## PROBLEM TO WORK ON
For each line of the data below that contains "size", return that line.

[[ SOURCE MATERIAL open ]]

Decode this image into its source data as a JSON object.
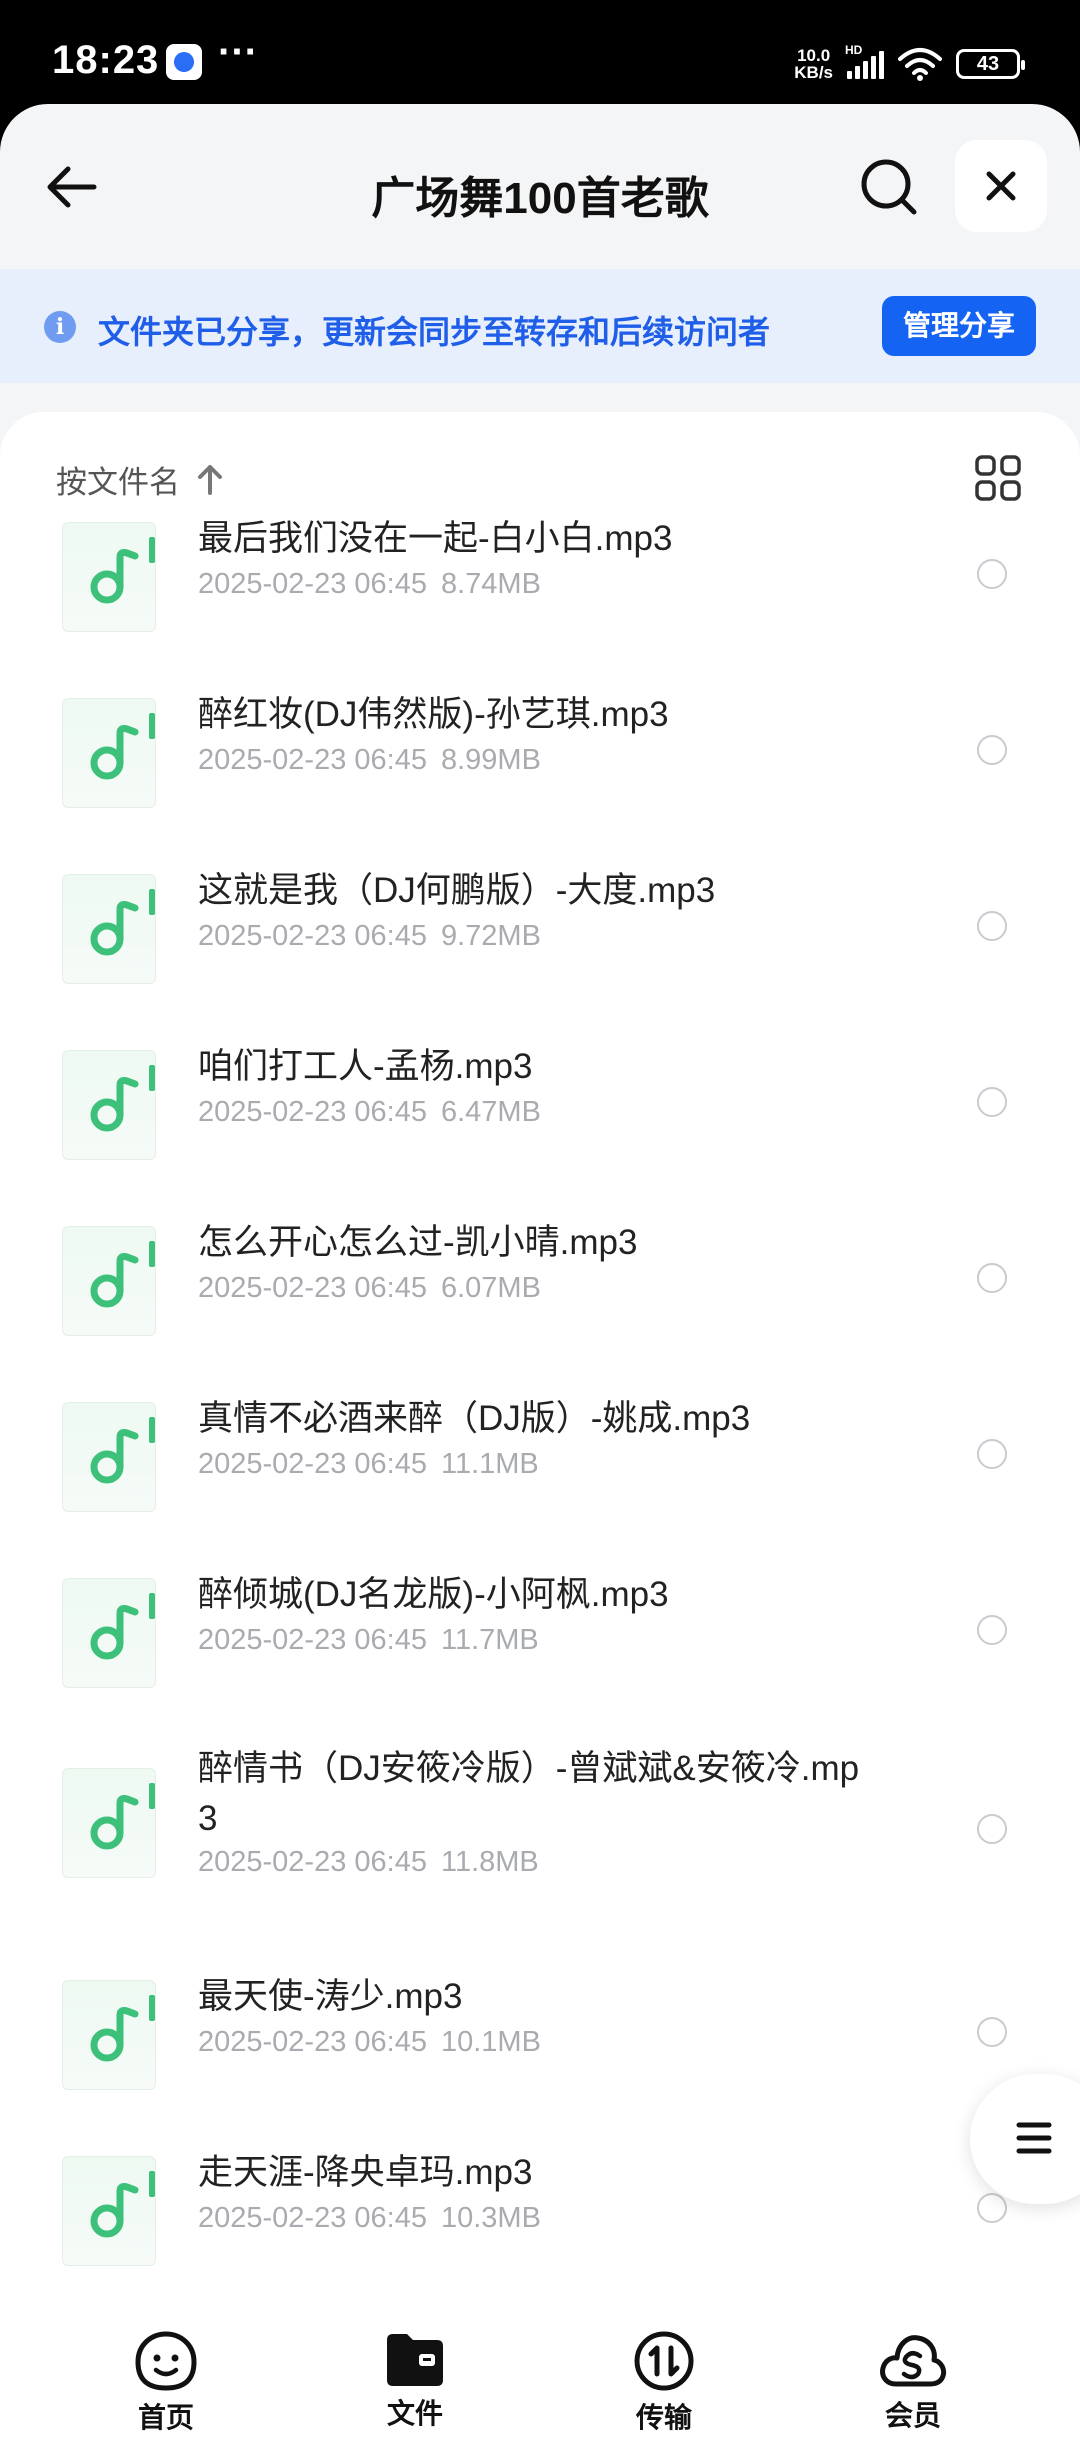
{
  "status_bar": {
    "time": "18:23",
    "more": "···",
    "net_speed_value": "10.0",
    "net_speed_unit": "KB/s",
    "hd": "HD",
    "battery": "43"
  },
  "header": {
    "title": "广场舞100首老歌",
    "back_icon": "arrow-left-icon",
    "search_icon": "search-icon",
    "close_icon": "close-icon"
  },
  "share_banner": {
    "info_glyph": "i",
    "text": "文件夹已分享，更新会同步至转存和后续访问者",
    "button": "管理分享"
  },
  "sort": {
    "label": "按文件名",
    "direction_icon": "arrow-up-icon",
    "view_icon": "grid-view-icon"
  },
  "files": [
    {
      "name": "最后我们没在一起-白小白.mp3",
      "date": "2025-02-23 06:45",
      "size": "8.74MB"
    },
    {
      "name": "醉红妆(DJ伟然版)-孙艺琪.mp3",
      "date": "2025-02-23 06:45",
      "size": "8.99MB"
    },
    {
      "name": "这就是我（DJ何鹏版）-大度.mp3",
      "date": "2025-02-23 06:45",
      "size": "9.72MB"
    },
    {
      "name": "咱们打工人-孟杨.mp3",
      "date": "2025-02-23 06:45",
      "size": "6.47MB"
    },
    {
      "name": "怎么开心怎么过-凯小晴.mp3",
      "date": "2025-02-23 06:45",
      "size": "6.07MB"
    },
    {
      "name": "真情不必酒来醉（DJ版）-姚成.mp3",
      "date": "2025-02-23 06:45",
      "size": "11.1MB"
    },
    {
      "name": "醉倾城(DJ名龙版)-小阿枫.mp3",
      "date": "2025-02-23 06:45",
      "size": "11.7MB"
    },
    {
      "name": "醉情书（DJ安筱冷版）-曾斌斌&安筱冷.mp3",
      "date": "2025-02-23 06:45",
      "size": "11.8MB"
    },
    {
      "name": "最天使-涛少.mp3",
      "date": "2025-02-23 06:45",
      "size": "10.1MB"
    },
    {
      "name": "走天涯-降央卓玛.mp3",
      "date": "2025-02-23 06:45",
      "size": "10.3MB"
    }
  ],
  "bottom_nav": [
    {
      "label": "首页",
      "icon": "home-face-icon"
    },
    {
      "label": "文件",
      "icon": "folder-icon",
      "active": true
    },
    {
      "label": "传输",
      "icon": "transfer-icon"
    },
    {
      "label": "会员",
      "icon": "cloud-member-icon"
    }
  ],
  "colors": {
    "accent": "#1463f3",
    "banner_bg": "#e7eefc",
    "music_green": "#3cc07a"
  }
}
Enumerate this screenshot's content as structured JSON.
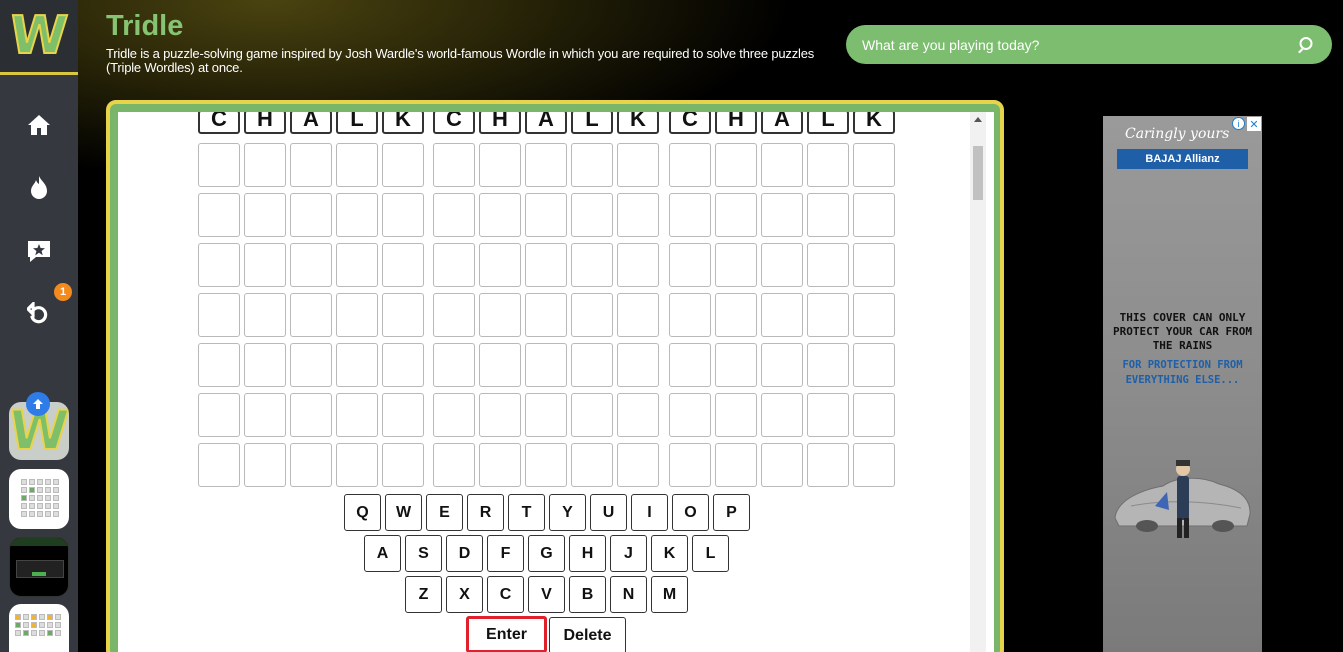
{
  "app": {
    "title": "Tridle",
    "description": "Tridle is a puzzle-solving game inspired by Josh Wardle's world-famous Wordle in which you are required to solve three puzzles (Triple Wordles) at once.",
    "logo_letter": "W"
  },
  "search": {
    "placeholder": "What are you playing today?"
  },
  "sidebar": {
    "items": [
      {
        "icon": "home-icon"
      },
      {
        "icon": "fire-icon"
      },
      {
        "icon": "star-message-icon"
      },
      {
        "icon": "undo-icon",
        "badge": "1"
      }
    ],
    "thumbnails": [
      {
        "name": "wordle-logo",
        "letter": "W"
      },
      {
        "name": "wordle-thumb"
      },
      {
        "name": "dark-game-thumb"
      },
      {
        "name": "tridle-thumb"
      }
    ]
  },
  "board": {
    "first_row": [
      "C",
      "H",
      "A",
      "L",
      "K",
      "C",
      "H",
      "A",
      "L",
      "K",
      "C",
      "H",
      "A",
      "L",
      "K"
    ],
    "empty_rows": 7
  },
  "keyboard": {
    "row1": [
      "Q",
      "W",
      "E",
      "R",
      "T",
      "Y",
      "U",
      "I",
      "O",
      "P"
    ],
    "row2": [
      "A",
      "S",
      "D",
      "F",
      "G",
      "H",
      "J",
      "K",
      "L"
    ],
    "row3": [
      "Z",
      "X",
      "C",
      "V",
      "B",
      "N",
      "M"
    ],
    "enter_label": "Enter",
    "delete_label": "Delete"
  },
  "ad": {
    "tagline": "Caringly yours",
    "brand": "BAJAJ Allianz",
    "headline": "THIS COVER CAN ONLY PROTECT YOUR CAR FROM THE RAINS",
    "subline": "FOR PROTECTION FROM EVERYTHING ELSE...",
    "info_symbol": "i",
    "close_symbol": "✕"
  },
  "colors": {
    "accent_green": "#7cbd6f",
    "accent_yellow": "#e8d44a",
    "badge_orange": "#f28a1e",
    "enter_highlight": "#e0202a"
  }
}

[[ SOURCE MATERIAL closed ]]

## TASK OUTPUT
      "size": "8.74MB"
      "size": "8.99MB"
      "size": "9.72MB"
      "size": "6.47MB"
      "size": "6.07MB"
      "size": "11.1MB"
      "size": "11.7MB"
      "size": "11.8MB"
      "size": "10.1MB"
      "size": "10.3MB"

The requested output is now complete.